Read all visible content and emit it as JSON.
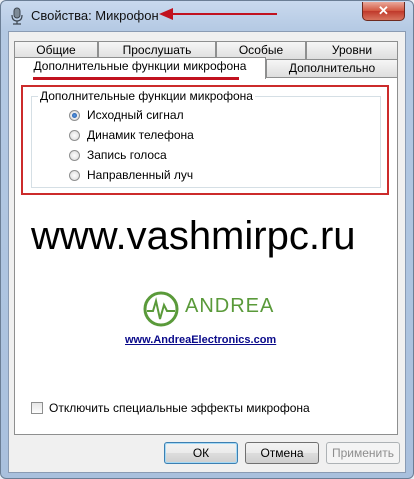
{
  "window": {
    "title": "Свойства: Микрофон",
    "close_label": "✕"
  },
  "tabs": {
    "row1": [
      "Общие",
      "Прослушать",
      "Особые",
      "Уровни"
    ],
    "row2": [
      "Дополнительные функции микрофона",
      "Дополнительно"
    ],
    "active": "Дополнительные функции микрофона"
  },
  "group": {
    "label": "Дополнительные функции микрофона",
    "options": [
      {
        "label": "Исходный сигнал",
        "checked": true
      },
      {
        "label": "Динамик телефона",
        "checked": false
      },
      {
        "label": "Запись голоса",
        "checked": false
      },
      {
        "label": "Направленный луч",
        "checked": false
      }
    ]
  },
  "watermark": "www.vashmirpc.ru",
  "logo": {
    "brand": "ANDREA",
    "link": "www.AndreaElectronics.com",
    "color": "#5a9a3a"
  },
  "disable_effects": {
    "label": "Отключить специальные эффекты микрофона",
    "checked": false
  },
  "buttons": {
    "ok": "ОК",
    "cancel": "Отмена",
    "apply": "Применить"
  },
  "colors": {
    "highlight": "#cc2b2b",
    "accent_arrow": "#c1121f"
  }
}
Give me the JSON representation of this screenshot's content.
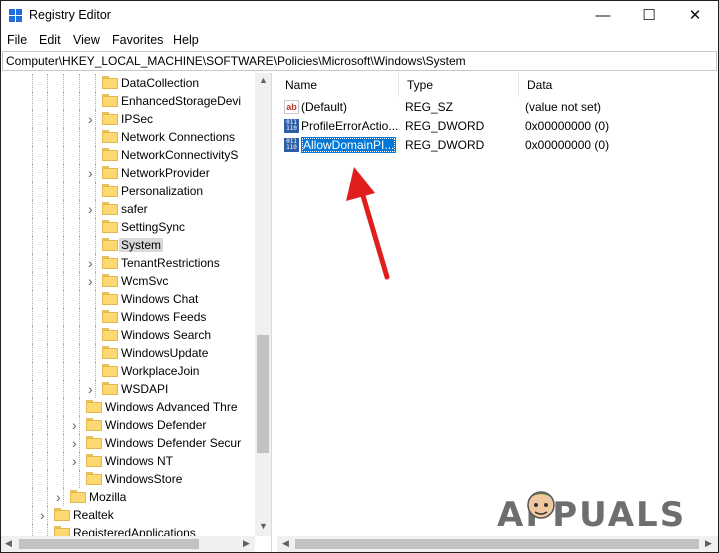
{
  "window": {
    "title": "Registry Editor",
    "controls": {
      "minimize": "—",
      "maximize": "☐",
      "close": "✕"
    }
  },
  "menu": {
    "items": [
      "File",
      "Edit",
      "View",
      "Favorites",
      "Help"
    ]
  },
  "address": {
    "path": "Computer\\HKEY_LOCAL_MACHINE\\SOFTWARE\\Policies\\Microsoft\\Windows\\System"
  },
  "tree": {
    "items": [
      {
        "label": "DataCollection",
        "expandable": false
      },
      {
        "label": "EnhancedStorageDevi",
        "expandable": false
      },
      {
        "label": "IPSec",
        "expandable": true
      },
      {
        "label": "Network Connections",
        "expandable": false
      },
      {
        "label": "NetworkConnectivityS",
        "expandable": false
      },
      {
        "label": "NetworkProvider",
        "expandable": true
      },
      {
        "label": "Personalization",
        "expandable": false
      },
      {
        "label": "safer",
        "expandable": true
      },
      {
        "label": "SettingSync",
        "expandable": false
      },
      {
        "label": "System",
        "expandable": false,
        "selected": true
      },
      {
        "label": "TenantRestrictions",
        "expandable": true
      },
      {
        "label": "WcmSvc",
        "expandable": true
      },
      {
        "label": "Windows Chat",
        "expandable": false
      },
      {
        "label": "Windows Feeds",
        "expandable": false
      },
      {
        "label": "Windows Search",
        "expandable": false
      },
      {
        "label": "WindowsUpdate",
        "expandable": false
      },
      {
        "label": "WorkplaceJoin",
        "expandable": false
      },
      {
        "label": "WSDAPI",
        "expandable": true
      },
      {
        "label": "Windows Advanced Thre",
        "expandable": false
      },
      {
        "label": "Windows Defender",
        "expandable": true
      },
      {
        "label": "Windows Defender Secur",
        "expandable": true
      },
      {
        "label": "Windows NT",
        "expandable": true
      },
      {
        "label": "WindowsStore",
        "expandable": false
      },
      {
        "label": "Mozilla",
        "expandable": true
      },
      {
        "label": "Realtek",
        "expandable": true
      },
      {
        "label": "RegisteredApplications",
        "expandable": false
      }
    ]
  },
  "list": {
    "columns": [
      "Name",
      "Type",
      "Data"
    ],
    "rows": [
      {
        "icon": "string-value-icon",
        "glyph": "ab",
        "name": "(Default)",
        "type": "REG_SZ",
        "data": "(value not set)",
        "selected": false
      },
      {
        "icon": "dword-value-icon",
        "glyph": "011 110",
        "name": "ProfileErrorActio...",
        "type": "REG_DWORD",
        "data": "0x00000000 (0)",
        "selected": false
      },
      {
        "icon": "dword-value-icon",
        "glyph": "011 110",
        "name": "AllowDomainPI...",
        "type": "REG_DWORD",
        "data": "0x00000000 (0)",
        "selected": true
      }
    ]
  },
  "colors": {
    "selection": "#0078d7",
    "annotation_arrow": "#e01e1e",
    "folder": "#fbd872"
  },
  "watermark": {
    "text": "APPUALS"
  }
}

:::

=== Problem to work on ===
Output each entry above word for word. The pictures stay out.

=== Response box ===
Read all visible content and emit it as JSON.
{
  "window": {
    "title": "Свойства: Микрофон",
    "close_label": "✕"
  },
  "tabs": {
    "row1": [
      "Общие",
      "Прослушать",
      "Особые",
      "Уровни"
    ],
    "row2": [
      "Дополнительные функции микрофона",
      "Дополнительно"
    ],
    "active": "Дополнительные функции микрофона"
  },
  "group": {
    "label": "Дополнительные функции микрофона",
    "options": [
      {
        "label": "Исходный сигнал",
        "checked": true
      },
      {
        "label": "Динамик телефона",
        "checked": false
      },
      {
        "label": "Запись голоса",
        "checked": false
      },
      {
        "label": "Направленный луч",
        "checked": false
      }
    ]
  },
  "watermark": "www.vashmirpc.ru",
  "logo": {
    "brand": "ANDREA",
    "link": "www.AndreaElectronics.com",
    "color": "#5a9a3a"
  },
  "disable_effects": {
    "label": "Отключить специальные эффекты микрофона",
    "checked": false
  },
  "buttons": {
    "ok": "ОК",
    "cancel": "Отмена",
    "apply": "Применить"
  },
  "colors": {
    "highlight": "#cc2b2b",
    "accent_arrow": "#c1121f"
  }
}
Give me the JSON representation of this screenshot's content.
{
  "window": {
    "title": "Registry Editor",
    "controls": {
      "minimize": "—",
      "maximize": "☐",
      "close": "✕"
    }
  },
  "menu": {
    "items": [
      "File",
      "Edit",
      "View",
      "Favorites",
      "Help"
    ]
  },
  "address": {
    "path": "Computer\\HKEY_LOCAL_MACHINE\\SOFTWARE\\Policies\\Microsoft\\Windows\\System"
  },
  "tree": {
    "items": [
      {
        "label": "DataCollection",
        "expandable": false
      },
      {
        "label": "EnhancedStorageDevi",
        "expandable": false
      },
      {
        "label": "IPSec",
        "expandable": true
      },
      {
        "label": "Network Connections",
        "expandable": false
      },
      {
        "label": "NetworkConnectivityS",
        "expandable": false
      },
      {
        "label": "NetworkProvider",
        "expandable": true
      },
      {
        "label": "Personalization",
        "expandable": false
      },
      {
        "label": "safer",
        "expandable": true
      },
      {
        "label": "SettingSync",
        "expandable": false
      },
      {
        "label": "System",
        "expandable": false,
        "selected": true
      },
      {
        "label": "TenantRestrictions",
        "expandable": true
      },
      {
        "label": "WcmSvc",
        "expandable": true
      },
      {
        "label": "Windows Chat",
        "expandable": false
      },
      {
        "label": "Windows Feeds",
        "expandable": false
      },
      {
        "label": "Windows Search",
        "expandable": false
      },
      {
        "label": "WindowsUpdate",
        "expandable": false
      },
      {
        "label": "WorkplaceJoin",
        "expandable": false
      },
      {
        "label": "WSDAPI",
        "expandable": true
      },
      {
        "label": "Windows Advanced Thre",
        "expandable": false
      },
      {
        "label": "Windows Defender",
        "expandable": true
      },
      {
        "label": "Windows Defender Secur",
        "expandable": true
      },
      {
        "label": "Windows NT",
        "expandable": true
      },
      {
        "label": "WindowsStore",
        "expandable": false
      },
      {
        "label": "Mozilla",
        "expandable": true
      },
      {
        "label": "Realtek",
        "expandable": true
      },
      {
        "label": "RegisteredApplications",
        "expandable": false
      }
    ]
  },
  "list": {
    "columns": [
      "Name",
      "Type",
      "Data"
    ],
    "rows": [
      {
        "icon": "string-value-icon",
        "glyph": "ab",
        "name": "(Default)",
        "type": "REG_SZ",
        "data": "(value not set)",
        "selected": false
      },
      {
        "icon": "dword-value-icon",
        "glyph": "011 110",
        "name": "ProfileErrorActio...",
        "type": "REG_DWORD",
        "data": "0x00000000 (0)",
        "selected": false
      },
      {
        "icon": "dword-value-icon",
        "glyph": "011 110",
        "name": "AllowDomainPI...",
        "type": "REG_DWORD",
        "data": "0x00000000 (0)",
        "selected": true
      }
    ]
  },
  "colors": {
    "selection": "#0078d7",
    "annotation_arrow": "#e01e1e",
    "folder": "#fbd872"
  },
  "watermark": {
    "text": "APPUALS"
  }
}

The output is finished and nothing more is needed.